I.P. Cutts, London

Gould type microscope, c.1835

I.P. Cutts, London. Gould type microscope, c.1835 I.P. Cutts, London. Gould type microscope, c.1835
I.P. Cutts, London. Gould type microscope, c.1835 I.P. Cutts, London. Gould type microscope, c.1835
I.P. Cutts, London. Gould type microscope, c.1835

Among the accessories supplied with this microscope are three stackable objectives that can be used individually or in various combinations to vary the magnification, another high power objective that is used without the compound tube, a live box, a stage forceps, a hand forceps, a stage-mounted condenser, ivory and glass stage inserts, two dissecting tools with bone handles, and three ivory sliders.

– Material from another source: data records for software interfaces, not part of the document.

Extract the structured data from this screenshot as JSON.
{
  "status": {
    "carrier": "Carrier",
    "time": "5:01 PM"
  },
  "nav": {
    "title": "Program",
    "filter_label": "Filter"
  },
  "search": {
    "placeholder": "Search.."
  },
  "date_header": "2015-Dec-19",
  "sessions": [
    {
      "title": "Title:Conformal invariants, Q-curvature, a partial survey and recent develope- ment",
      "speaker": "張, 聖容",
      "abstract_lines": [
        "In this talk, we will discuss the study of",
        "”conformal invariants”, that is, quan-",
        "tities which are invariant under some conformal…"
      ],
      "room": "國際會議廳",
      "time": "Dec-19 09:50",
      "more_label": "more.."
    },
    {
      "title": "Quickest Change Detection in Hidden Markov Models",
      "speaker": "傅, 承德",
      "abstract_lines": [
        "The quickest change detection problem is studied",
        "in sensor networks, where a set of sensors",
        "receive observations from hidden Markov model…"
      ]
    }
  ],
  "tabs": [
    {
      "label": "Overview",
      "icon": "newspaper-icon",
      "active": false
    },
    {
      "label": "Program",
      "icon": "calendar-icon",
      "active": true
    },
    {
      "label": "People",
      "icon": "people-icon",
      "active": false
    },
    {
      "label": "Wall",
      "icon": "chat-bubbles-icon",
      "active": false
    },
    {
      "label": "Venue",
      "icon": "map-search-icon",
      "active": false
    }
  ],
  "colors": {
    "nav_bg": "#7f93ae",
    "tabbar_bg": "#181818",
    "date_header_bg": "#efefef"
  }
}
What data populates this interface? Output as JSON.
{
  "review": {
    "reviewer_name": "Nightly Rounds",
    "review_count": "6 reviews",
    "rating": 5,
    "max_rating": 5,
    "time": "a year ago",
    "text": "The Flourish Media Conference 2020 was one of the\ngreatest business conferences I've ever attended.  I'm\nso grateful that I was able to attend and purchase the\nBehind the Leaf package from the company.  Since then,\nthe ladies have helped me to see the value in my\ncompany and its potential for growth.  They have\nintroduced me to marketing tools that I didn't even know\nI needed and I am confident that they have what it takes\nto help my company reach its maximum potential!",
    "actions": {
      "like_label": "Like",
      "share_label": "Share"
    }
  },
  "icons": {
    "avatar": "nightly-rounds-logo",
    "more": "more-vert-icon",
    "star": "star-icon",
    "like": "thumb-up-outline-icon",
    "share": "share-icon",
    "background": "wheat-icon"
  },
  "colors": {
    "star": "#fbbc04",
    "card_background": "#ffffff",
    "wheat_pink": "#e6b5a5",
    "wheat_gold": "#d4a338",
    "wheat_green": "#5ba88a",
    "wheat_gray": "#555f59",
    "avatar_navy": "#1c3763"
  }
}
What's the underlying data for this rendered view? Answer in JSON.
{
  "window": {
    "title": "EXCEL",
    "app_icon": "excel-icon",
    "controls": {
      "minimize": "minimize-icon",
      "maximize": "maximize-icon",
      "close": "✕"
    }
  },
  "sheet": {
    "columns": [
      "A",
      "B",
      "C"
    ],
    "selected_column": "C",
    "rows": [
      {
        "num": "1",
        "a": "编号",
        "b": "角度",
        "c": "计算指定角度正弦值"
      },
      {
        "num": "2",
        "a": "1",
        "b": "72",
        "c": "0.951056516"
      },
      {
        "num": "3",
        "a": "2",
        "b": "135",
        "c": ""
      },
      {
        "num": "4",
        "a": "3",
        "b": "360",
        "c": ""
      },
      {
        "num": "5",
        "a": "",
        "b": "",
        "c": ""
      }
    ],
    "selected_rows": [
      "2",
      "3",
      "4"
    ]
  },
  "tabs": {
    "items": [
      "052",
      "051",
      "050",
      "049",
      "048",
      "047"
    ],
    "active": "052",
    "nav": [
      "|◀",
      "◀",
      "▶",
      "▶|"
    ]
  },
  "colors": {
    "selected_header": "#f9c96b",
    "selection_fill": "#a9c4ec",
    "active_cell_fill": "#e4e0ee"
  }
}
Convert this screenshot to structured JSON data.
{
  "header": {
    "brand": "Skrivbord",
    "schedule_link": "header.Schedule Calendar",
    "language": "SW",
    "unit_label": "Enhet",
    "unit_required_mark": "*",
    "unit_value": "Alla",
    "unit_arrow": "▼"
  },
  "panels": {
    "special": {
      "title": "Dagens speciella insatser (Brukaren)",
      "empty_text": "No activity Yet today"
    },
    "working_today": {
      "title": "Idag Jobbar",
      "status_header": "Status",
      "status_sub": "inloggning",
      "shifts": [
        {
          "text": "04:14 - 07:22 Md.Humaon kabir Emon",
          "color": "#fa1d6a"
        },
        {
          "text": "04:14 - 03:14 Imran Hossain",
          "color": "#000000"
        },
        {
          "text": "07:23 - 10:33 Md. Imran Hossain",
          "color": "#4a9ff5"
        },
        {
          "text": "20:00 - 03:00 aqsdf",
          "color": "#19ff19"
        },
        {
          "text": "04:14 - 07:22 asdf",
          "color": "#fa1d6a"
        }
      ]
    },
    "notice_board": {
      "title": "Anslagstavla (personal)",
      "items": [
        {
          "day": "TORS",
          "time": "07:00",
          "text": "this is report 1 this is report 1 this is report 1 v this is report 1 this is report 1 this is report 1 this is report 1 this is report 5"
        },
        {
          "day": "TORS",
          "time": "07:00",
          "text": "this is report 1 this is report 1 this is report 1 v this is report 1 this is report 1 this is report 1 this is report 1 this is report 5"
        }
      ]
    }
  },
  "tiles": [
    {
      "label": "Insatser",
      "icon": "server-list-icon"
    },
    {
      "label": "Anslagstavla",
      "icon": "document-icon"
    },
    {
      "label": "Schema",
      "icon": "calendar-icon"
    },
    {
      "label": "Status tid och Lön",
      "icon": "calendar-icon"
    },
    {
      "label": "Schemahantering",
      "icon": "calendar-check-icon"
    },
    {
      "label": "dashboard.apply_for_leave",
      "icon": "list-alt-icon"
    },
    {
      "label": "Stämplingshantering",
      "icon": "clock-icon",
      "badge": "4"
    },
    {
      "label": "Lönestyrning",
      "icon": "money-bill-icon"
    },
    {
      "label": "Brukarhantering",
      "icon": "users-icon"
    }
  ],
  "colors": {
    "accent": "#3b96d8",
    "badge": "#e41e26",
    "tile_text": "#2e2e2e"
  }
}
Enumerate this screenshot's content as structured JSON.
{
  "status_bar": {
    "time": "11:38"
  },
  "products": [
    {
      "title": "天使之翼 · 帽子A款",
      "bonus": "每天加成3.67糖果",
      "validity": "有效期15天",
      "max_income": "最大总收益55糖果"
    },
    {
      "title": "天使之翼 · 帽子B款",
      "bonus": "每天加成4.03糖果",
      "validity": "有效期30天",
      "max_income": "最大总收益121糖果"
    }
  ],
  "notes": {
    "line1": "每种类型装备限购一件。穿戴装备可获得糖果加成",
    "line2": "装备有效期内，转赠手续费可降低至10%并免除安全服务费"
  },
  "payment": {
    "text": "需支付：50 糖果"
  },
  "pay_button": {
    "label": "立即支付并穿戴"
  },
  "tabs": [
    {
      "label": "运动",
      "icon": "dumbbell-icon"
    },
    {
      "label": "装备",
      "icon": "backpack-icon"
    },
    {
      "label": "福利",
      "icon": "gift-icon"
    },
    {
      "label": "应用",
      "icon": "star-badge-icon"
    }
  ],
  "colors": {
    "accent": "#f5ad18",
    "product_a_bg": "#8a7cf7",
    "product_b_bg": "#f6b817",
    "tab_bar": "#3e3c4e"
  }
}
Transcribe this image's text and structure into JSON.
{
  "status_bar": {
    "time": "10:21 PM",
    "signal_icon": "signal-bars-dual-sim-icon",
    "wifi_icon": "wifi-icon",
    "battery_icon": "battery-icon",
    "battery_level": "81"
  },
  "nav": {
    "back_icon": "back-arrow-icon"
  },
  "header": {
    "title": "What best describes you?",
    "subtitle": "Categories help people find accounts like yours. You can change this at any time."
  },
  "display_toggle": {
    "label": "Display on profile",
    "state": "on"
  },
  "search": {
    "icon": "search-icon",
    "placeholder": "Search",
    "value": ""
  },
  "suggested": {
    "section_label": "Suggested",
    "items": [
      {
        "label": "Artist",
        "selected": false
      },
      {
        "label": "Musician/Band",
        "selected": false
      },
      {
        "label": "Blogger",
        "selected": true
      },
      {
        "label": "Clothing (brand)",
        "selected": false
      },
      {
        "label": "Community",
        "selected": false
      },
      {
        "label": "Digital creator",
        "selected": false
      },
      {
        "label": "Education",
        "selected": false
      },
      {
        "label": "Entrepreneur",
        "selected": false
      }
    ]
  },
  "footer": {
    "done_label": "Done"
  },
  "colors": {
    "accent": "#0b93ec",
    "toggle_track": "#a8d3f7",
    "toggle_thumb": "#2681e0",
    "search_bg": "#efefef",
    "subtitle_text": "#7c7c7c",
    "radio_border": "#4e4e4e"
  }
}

The Gould type microscope is described and illustrated in the book Microscope Manipulation by George T. Fisher, 1845 as follows:

 

Gould's Microscope. A very convenient and powerful form of instrument is that which bears the above name. Its general form is as in the annexed diagram, and the whole fits into a mahogany box. In the centre of the lid of the box screws the upright square stem A, fig. 14. This has upon one side of it a rack movement, in which works the screw B, intended to raise or depress the stage C, as occasion requires. C consists of two plates of brass held together by a spring; between these plates the object slider D is placed. E is an arm at right angles to A; it is attached and confined by the screw at the end of it in A. F must be supposed to represent three lenses, or magnifiers, screwed together, the focus of each being such that they act in unison together. G is a reflector to cast the light upwards through the object to the eye. H is the main tube, which bears the eye-lens at one end, and screws upon one of the object lenses at the other.

When the instrument is in use, the focus is adjusted by moving the screw B, and the degree of magnifying power is according to the lenses, which are screwed on to the bottom of H. Thus, if one lens obtain an increase of 10, two lenses may obtain a power of 100, and three lenses of 1000. Let it be always remarked, that the more lenses the more obscure will be the image.

Gould type microscope

This microscope was made by John Priston Cutts (1787 - 1858). It is signed I.P. Cutts, London (Cutts used I.P. interchangeably with J.P). While his business was primarily located in Sheffield, for a brief period in the mid 1830's, he also operated out of London. By 1840, instruments were signed J.P. Cutts & Sons, Sheffield.

i.p. cutts, gould type microscope, c.1835

Cutts 1839 ad

A detailed history of the Cutts business is online

Home-Antique Microscopes       Site Index

Facebook